A renowned expert on black lung told an inquiry the disease likely existed during those years it was thought to have been eradicated.
Black lung or coal worker’s pneumoconiosis is a disabling occupational disease that is caused by long-term exposure to excessive levels of coal mine dust. There is no cure for black lung although it can be prevented.
It was thought to have been eradicated in Australia until Percy Verrall, a retired coal miner was diagnosed with the disease in November 2015.
US black lung expert, Dr. Robert Cohen said it isn’t likely to be the case.
“You’re mining significant quantities of coal in Queensland and not to have one single case, it sorts of begs the imagination,” ABC quoted Dr. Cohen as saying.
“That’s something that really should ring alarm bells and have people thinking ‘we’re not looking carefully’.”
Dr. Cohen said people weren’t too vigilant about looking for it.
“If you don’t take X-rays well or don’t look at the X-rays, you won’t find disease in your population and you don’t have to do anything about it,” he said.
Dr. Cohen said it was possible black lung caused many of the deaths among Queensland miners.
The handling of coal workers’ X-rays was criticised during the inquiry. Committee chair Jo-Ann Miller said thousands of X-rays were found inside a shipping container nest to Health Surveillance Unit at Ipswich. She said other X-rays were kept inside a broom closet.
“We understand that a lot of that evidence, their X-rays, have probably been destroyed now. It’s an indictment on public administration in this state that this has occurred,” she said.
Dr. Cohen said coal port workers could also be exposed to this disease.
“These workers are exposed to a dust that we know can cause respiratory illness and we need to look at them and see if they are sick or not,” he said.
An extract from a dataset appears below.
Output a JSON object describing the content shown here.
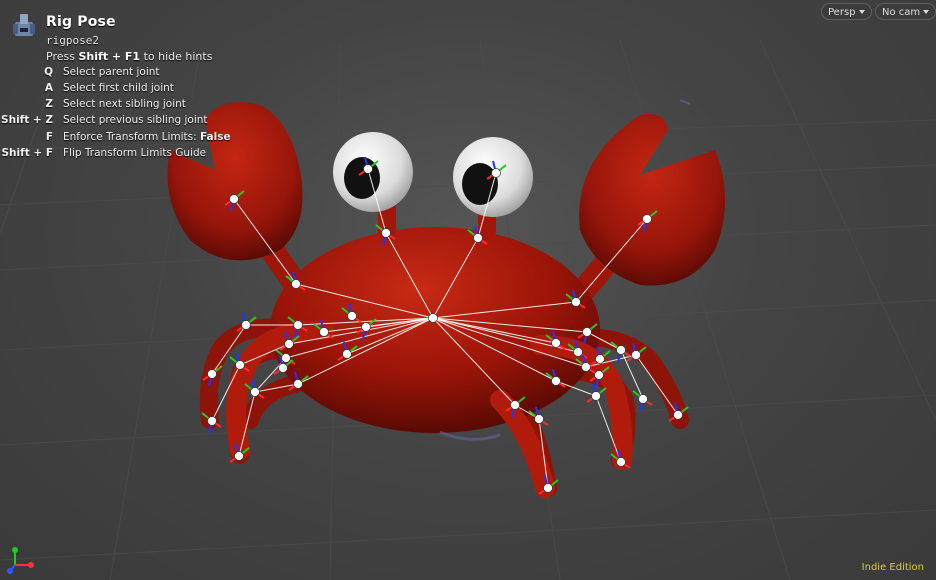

The parliamentary will report back in April.
Nineteen cases of black lung in Queensland have been confirmed so far.